(Dataset rows for apps and sites)
---+---

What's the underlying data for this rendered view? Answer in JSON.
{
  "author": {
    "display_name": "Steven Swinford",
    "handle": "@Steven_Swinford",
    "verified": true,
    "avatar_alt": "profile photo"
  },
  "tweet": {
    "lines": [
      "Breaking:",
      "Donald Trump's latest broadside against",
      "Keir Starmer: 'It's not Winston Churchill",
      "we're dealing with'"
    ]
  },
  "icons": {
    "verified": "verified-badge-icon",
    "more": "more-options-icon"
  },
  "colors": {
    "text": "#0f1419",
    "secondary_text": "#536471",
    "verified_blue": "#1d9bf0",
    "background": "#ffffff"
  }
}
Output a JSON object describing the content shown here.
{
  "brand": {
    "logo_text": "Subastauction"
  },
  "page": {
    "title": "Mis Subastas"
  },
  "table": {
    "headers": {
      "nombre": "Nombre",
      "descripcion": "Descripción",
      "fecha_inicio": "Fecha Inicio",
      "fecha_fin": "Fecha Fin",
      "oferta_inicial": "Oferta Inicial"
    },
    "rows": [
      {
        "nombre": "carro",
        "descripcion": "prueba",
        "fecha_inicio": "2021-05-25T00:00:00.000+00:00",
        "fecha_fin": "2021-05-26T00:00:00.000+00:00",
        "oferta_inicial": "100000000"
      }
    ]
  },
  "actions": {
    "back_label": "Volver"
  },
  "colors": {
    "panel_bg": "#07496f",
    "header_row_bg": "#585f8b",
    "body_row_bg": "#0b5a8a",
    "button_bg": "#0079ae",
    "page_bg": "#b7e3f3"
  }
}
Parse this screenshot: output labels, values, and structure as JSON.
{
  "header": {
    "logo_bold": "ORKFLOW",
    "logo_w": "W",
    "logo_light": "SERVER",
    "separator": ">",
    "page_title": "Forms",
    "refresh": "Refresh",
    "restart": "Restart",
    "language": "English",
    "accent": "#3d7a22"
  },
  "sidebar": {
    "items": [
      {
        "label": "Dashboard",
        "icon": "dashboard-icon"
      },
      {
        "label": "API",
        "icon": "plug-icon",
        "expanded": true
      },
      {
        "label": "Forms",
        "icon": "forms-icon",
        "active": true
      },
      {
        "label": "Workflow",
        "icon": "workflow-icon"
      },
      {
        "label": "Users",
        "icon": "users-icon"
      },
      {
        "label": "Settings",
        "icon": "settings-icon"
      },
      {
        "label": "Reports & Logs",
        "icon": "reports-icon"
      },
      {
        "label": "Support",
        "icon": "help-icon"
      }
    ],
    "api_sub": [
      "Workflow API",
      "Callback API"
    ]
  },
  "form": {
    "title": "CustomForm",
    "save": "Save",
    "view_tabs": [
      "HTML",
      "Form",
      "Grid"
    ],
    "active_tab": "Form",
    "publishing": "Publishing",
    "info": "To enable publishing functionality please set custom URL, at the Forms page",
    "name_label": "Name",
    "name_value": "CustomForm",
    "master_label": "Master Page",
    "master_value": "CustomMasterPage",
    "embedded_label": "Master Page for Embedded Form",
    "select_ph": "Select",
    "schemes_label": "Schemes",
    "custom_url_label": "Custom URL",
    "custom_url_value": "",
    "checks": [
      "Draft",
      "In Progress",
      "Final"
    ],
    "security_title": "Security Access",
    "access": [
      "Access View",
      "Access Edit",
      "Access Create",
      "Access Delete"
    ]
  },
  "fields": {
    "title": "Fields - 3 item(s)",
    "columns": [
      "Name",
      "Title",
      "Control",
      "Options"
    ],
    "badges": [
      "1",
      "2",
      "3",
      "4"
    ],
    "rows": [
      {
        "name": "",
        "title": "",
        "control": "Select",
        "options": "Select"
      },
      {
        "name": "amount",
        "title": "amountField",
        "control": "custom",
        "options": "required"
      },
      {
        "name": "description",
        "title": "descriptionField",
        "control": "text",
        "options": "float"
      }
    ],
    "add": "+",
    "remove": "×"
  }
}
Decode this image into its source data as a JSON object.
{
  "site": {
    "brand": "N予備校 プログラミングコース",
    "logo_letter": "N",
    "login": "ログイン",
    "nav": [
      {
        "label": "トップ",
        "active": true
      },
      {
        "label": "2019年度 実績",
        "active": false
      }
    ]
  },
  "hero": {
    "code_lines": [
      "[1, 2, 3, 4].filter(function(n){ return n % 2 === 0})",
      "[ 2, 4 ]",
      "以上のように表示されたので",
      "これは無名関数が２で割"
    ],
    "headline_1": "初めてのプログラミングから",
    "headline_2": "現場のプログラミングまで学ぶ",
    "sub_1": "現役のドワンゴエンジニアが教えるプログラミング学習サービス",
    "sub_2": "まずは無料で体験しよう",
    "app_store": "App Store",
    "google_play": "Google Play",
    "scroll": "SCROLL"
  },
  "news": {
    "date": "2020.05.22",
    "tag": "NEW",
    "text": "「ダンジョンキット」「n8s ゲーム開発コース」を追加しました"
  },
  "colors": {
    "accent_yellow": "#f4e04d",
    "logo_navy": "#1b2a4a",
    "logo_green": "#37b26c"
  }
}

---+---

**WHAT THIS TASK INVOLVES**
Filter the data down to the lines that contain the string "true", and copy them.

**RESULT OF THIS TASK**
    "verified": true,
        "expanded": true
        "active": true
        "active": true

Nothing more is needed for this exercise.